### Extracted data
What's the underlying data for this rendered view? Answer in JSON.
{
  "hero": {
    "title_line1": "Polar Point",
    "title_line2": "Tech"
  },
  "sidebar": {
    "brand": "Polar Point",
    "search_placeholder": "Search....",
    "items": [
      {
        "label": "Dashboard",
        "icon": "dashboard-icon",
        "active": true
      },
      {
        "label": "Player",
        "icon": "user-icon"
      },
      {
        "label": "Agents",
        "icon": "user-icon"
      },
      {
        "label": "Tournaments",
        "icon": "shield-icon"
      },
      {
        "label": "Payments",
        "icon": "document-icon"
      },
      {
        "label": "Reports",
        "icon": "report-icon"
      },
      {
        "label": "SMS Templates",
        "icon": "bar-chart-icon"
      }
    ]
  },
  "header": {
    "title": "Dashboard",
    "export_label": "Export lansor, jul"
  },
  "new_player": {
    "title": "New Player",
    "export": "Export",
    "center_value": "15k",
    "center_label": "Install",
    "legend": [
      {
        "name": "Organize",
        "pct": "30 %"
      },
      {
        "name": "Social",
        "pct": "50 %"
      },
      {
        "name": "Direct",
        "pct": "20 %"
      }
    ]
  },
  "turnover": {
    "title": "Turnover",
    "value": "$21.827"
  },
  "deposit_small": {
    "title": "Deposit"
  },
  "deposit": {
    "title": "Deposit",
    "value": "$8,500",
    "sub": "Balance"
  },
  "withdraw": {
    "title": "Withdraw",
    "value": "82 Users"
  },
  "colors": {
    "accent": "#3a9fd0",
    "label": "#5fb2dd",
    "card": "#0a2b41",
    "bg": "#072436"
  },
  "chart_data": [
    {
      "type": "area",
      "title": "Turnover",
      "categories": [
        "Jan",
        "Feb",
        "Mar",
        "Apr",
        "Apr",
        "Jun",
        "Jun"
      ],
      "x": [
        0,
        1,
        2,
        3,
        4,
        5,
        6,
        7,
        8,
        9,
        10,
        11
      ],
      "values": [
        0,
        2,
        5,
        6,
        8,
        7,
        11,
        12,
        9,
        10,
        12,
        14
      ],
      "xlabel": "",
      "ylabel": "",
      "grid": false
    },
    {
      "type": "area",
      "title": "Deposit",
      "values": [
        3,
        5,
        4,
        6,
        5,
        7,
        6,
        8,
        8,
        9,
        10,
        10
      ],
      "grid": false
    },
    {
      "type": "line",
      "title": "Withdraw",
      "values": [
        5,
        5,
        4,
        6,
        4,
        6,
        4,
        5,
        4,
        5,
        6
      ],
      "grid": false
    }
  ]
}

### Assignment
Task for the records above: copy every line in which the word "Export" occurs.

### Expected output
    "export_label": "Export lansor, jul"
    "export": "Export",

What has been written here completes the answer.